From the records below, copy each line that has the word "true" in it.

- Records from a dataset:
--- START ---
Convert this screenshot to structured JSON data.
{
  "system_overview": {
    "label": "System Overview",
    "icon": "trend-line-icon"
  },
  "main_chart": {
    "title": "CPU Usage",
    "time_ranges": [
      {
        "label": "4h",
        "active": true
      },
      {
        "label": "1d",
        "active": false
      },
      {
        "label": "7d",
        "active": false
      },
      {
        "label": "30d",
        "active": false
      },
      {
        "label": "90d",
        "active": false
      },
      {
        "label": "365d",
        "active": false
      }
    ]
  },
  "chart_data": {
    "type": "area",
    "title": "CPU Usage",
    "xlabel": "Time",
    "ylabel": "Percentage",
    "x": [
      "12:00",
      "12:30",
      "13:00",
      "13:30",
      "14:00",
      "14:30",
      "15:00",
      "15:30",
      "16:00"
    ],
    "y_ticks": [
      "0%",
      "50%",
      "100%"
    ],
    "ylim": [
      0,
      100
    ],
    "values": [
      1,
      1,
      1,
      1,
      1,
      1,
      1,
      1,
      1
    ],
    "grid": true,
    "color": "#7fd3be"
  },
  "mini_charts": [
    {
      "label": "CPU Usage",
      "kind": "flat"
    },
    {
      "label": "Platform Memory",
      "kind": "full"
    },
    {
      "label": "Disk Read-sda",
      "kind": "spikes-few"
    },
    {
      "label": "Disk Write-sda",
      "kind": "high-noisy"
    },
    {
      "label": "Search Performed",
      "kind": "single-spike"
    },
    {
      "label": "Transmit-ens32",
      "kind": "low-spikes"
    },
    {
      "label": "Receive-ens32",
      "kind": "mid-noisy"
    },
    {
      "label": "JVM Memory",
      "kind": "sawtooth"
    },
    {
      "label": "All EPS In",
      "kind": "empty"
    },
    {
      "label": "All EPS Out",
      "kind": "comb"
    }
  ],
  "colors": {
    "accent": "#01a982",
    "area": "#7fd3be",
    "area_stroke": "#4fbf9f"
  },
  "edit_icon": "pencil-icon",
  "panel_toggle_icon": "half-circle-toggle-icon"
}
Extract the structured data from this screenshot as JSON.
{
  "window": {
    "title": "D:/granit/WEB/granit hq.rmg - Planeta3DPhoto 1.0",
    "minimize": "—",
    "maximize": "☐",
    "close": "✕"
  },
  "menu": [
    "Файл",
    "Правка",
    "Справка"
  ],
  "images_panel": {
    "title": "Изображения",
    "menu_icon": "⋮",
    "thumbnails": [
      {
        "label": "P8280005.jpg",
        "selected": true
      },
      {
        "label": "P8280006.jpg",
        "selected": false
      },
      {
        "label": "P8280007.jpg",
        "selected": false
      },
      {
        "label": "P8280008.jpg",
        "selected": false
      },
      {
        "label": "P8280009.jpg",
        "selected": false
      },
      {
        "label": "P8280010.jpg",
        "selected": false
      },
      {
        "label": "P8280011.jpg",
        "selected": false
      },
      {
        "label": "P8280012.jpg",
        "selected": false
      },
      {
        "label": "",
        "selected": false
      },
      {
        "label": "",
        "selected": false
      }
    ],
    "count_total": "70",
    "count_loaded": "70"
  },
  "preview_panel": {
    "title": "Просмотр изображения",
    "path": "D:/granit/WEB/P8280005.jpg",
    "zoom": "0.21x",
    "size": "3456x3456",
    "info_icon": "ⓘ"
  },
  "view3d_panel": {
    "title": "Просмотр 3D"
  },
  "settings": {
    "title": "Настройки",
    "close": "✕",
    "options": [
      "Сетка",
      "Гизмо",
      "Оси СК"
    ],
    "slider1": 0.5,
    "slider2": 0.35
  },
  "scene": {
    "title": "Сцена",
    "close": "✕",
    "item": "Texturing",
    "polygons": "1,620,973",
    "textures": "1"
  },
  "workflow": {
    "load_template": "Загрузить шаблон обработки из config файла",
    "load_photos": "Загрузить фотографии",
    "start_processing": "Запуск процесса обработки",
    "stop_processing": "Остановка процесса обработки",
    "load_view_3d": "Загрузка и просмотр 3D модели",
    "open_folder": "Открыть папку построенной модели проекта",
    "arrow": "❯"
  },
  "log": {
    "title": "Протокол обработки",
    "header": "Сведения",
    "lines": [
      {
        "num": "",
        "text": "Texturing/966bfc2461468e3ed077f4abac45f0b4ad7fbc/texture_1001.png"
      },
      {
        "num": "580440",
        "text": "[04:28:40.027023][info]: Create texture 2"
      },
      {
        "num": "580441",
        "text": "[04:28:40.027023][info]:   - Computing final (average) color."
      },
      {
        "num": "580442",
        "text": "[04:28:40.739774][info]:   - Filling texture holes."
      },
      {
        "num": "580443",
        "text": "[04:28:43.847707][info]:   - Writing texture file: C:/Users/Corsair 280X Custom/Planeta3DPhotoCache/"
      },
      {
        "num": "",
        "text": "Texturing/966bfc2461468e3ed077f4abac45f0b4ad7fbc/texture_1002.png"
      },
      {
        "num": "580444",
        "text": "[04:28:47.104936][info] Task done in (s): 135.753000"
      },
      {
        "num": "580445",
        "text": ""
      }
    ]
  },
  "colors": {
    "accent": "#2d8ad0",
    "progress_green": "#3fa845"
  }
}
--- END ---
- RESPONSE AREA:
        "active": true
    "grid": true,
        "selected": true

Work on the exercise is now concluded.